- Activity: Give back all the records below, unaltered.
++++++++++
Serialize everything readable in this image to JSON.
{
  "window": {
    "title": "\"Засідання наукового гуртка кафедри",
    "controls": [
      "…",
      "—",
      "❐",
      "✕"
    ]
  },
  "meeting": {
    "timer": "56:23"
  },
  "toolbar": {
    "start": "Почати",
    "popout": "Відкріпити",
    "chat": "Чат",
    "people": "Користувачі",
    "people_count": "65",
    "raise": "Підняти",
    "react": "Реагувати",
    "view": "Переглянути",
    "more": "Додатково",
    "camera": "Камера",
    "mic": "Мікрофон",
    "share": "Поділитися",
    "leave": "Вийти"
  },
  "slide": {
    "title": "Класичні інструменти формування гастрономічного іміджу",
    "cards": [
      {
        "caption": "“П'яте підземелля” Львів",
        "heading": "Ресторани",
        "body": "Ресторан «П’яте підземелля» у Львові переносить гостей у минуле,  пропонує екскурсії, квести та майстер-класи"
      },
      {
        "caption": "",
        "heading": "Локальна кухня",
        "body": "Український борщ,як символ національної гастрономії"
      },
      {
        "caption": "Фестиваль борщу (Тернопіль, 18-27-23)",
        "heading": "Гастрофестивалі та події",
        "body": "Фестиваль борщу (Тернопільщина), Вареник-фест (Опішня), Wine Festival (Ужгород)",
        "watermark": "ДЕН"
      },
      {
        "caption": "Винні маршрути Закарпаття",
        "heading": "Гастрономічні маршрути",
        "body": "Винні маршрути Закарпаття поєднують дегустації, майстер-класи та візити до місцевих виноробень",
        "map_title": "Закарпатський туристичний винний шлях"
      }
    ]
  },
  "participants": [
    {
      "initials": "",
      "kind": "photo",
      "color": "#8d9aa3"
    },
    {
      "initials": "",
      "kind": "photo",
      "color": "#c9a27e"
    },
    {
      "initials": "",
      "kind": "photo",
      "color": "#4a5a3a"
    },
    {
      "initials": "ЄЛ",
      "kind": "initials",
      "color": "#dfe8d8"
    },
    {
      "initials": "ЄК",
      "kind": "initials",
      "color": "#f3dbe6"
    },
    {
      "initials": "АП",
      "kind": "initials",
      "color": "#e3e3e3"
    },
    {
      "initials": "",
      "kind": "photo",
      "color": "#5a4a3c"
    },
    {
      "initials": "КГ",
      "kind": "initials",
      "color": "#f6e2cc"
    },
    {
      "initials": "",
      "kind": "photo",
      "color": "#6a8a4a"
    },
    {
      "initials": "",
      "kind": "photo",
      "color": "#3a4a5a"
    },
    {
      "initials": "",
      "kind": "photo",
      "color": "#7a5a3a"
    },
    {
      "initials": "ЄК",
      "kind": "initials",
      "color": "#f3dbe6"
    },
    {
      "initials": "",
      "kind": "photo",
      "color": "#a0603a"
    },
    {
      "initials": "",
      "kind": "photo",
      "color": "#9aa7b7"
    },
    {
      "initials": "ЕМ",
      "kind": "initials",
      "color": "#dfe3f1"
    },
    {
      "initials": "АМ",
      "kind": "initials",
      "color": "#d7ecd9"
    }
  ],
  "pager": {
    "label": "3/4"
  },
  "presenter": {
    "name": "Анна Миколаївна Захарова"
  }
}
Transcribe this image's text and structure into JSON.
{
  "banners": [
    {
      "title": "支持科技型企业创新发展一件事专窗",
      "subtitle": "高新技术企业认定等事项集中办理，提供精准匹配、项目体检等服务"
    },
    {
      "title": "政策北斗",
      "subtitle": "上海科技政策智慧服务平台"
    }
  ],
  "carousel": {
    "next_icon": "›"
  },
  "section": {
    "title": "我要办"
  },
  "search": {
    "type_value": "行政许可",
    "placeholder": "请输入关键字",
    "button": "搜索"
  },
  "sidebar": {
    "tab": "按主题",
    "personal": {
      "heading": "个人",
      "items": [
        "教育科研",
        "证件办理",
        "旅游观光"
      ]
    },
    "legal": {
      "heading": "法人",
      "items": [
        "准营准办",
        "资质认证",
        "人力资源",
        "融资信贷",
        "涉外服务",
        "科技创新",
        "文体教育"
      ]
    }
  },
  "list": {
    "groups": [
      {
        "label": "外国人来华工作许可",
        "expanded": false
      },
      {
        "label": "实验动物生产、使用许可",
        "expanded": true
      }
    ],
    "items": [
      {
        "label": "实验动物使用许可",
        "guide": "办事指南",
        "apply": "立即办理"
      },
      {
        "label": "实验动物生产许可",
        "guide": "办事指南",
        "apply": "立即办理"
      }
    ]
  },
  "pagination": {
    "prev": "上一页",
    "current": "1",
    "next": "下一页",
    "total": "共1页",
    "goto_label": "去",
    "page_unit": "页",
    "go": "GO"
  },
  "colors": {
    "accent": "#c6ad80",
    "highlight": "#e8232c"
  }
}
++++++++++
- Exercise solution:
Serialize everything readable in this image to JSON.
{
  "window": {
    "title": "\"Засідання наукового гуртка кафедри",
    "controls": [
      "…",
      "—",
      "❐",
      "✕"
    ]
  },
  "meeting": {
    "timer": "56:23"
  },
  "toolbar": {
    "start": "Почати",
    "popout": "Відкріпити",
    "chat": "Чат",
    "people": "Користувачі",
    "people_count": "65",
    "raise": "Підняти",
    "react": "Реагувати",
    "view": "Переглянути",
    "more": "Додатково",
    "camera": "Камера",
    "mic": "Мікрофон",
    "share": "Поділитися",
    "leave": "Вийти"
  },
  "slide": {
    "title": "Класичні інструменти формування гастрономічного іміджу",
    "cards": [
      {
        "caption": "“П'яте підземелля” Львів",
        "heading": "Ресторани",
        "body": "Ресторан «П’яте підземелля» у Львові переносить гостей у минуле,  пропонує екскурсії, квести та майстер-класи"
      },
      {
        "caption": "",
        "heading": "Локальна кухня",
        "body": "Український борщ,як символ національної гастрономії"
      },
      {
        "caption": "Фестиваль борщу (Тернопіль, 18-27-23)",
        "heading": "Гастрофестивалі та події",
        "body": "Фестиваль борщу (Тернопільщина), Вареник-фест (Опішня), Wine Festival (Ужгород)",
        "watermark": "ДЕН"
      },
      {
        "caption": "Винні маршрути Закарпаття",
        "heading": "Гастрономічні маршрути",
        "body": "Винні маршрути Закарпаття поєднують дегустації, майстер-класи та візити до місцевих виноробень",
        "map_title": "Закарпатський туристичний винний шлях"
      }
    ]
  },
  "participants": [
    {
      "initials": "",
      "kind": "photo",
      "color": "#8d9aa3"
    },
    {
      "initials": "",
      "kind": "photo",
      "color": "#c9a27e"
    },
    {
      "initials": "",
      "kind": "photo",
      "color": "#4a5a3a"
    },
    {
      "initials": "ЄЛ",
      "kind": "initials",
      "color": "#dfe8d8"
    },
    {
      "initials": "ЄК",
      "kind": "initials",
      "color": "#f3dbe6"
    },
    {
      "initials": "АП",
      "kind": "initials",
      "color": "#e3e3e3"
    },
    {
      "initials": "",
      "kind": "photo",
      "color": "#5a4a3c"
    },
    {
      "initials": "КГ",
      "kind": "initials",
      "color": "#f6e2cc"
    },
    {
      "initials": "",
      "kind": "photo",
      "color": "#6a8a4a"
    },
    {
      "initials": "",
      "kind": "photo",
      "color": "#3a4a5a"
    },
    {
      "initials": "",
      "kind": "photo",
      "color": "#7a5a3a"
    },
    {
      "initials": "ЄК",
      "kind": "initials",
      "color": "#f3dbe6"
    },
    {
      "initials": "",
      "kind": "photo",
      "color": "#a0603a"
    },
    {
      "initials": "",
      "kind": "photo",
      "color": "#9aa7b7"
    },
    {
      "initials": "ЕМ",
      "kind": "initials",
      "color": "#dfe3f1"
    },
    {
      "initials": "АМ",
      "kind": "initials",
      "color": "#d7ecd9"
    }
  ],
  "pager": {
    "label": "3/4"
  },
  "presenter": {
    "name": "Анна Миколаївна Захарова"
  }
}
Transcribe this image's text and structure into JSON.
{
  "banners": [
    {
      "title": "支持科技型企业创新发展一件事专窗",
      "subtitle": "高新技术企业认定等事项集中办理，提供精准匹配、项目体检等服务"
    },
    {
      "title": "政策北斗",
      "subtitle": "上海科技政策智慧服务平台"
    }
  ],
  "carousel": {
    "next_icon": "›"
  },
  "section": {
    "title": "我要办"
  },
  "search": {
    "type_value": "行政许可",
    "placeholder": "请输入关键字",
    "button": "搜索"
  },
  "sidebar": {
    "tab": "按主题",
    "personal": {
      "heading": "个人",
      "items": [
        "教育科研",
        "证件办理",
        "旅游观光"
      ]
    },
    "legal": {
      "heading": "法人",
      "items": [
        "准营准办",
        "资质认证",
        "人力资源",
        "融资信贷",
        "涉外服务",
        "科技创新",
        "文体教育"
      ]
    }
  },
  "list": {
    "groups": [
      {
        "label": "外国人来华工作许可",
        "expanded": false
      },
      {
        "label": "实验动物生产、使用许可",
        "expanded": true
      }
    ],
    "items": [
      {
        "label": "实验动物使用许可",
        "guide": "办事指南",
        "apply": "立即办理"
      },
      {
        "label": "实验动物生产许可",
        "guide": "办事指南",
        "apply": "立即办理"
      }
    ]
  },
  "pagination": {
    "prev": "上一页",
    "current": "1",
    "next": "下一页",
    "total": "共1页",
    "goto_label": "去",
    "page_unit": "页",
    "go": "GO"
  },
  "colors": {
    "accent": "#c6ad80",
    "highlight": "#e8232c"
  }
}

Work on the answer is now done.